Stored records
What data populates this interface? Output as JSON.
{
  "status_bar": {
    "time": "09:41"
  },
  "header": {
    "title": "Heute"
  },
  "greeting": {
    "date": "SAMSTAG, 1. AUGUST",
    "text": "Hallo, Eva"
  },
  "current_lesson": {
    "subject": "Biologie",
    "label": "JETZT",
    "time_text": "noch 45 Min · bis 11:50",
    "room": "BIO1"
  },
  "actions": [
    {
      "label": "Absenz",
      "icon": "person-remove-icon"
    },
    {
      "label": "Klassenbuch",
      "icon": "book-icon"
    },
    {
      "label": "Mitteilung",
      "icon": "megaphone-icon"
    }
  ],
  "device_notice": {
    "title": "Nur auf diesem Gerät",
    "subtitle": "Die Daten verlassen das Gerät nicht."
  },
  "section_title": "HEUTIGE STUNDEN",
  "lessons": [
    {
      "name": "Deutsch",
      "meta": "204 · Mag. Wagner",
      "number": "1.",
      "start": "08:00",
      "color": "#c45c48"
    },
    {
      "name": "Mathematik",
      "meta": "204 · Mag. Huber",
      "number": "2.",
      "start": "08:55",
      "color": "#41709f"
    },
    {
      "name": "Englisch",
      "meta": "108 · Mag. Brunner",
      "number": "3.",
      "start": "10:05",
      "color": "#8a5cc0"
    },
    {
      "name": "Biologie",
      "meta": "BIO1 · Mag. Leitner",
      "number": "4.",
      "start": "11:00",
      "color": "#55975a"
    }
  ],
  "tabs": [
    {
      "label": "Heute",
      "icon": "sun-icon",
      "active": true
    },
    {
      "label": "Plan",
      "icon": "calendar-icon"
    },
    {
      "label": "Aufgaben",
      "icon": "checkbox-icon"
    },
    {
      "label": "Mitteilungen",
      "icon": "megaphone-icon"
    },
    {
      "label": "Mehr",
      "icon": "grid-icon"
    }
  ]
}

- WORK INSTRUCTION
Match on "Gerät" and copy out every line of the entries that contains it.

- EXERCISE RESULT
    "title": "Nur auf diesem Gerät",
    "subtitle": "Die Daten verlassen das Gerät nicht."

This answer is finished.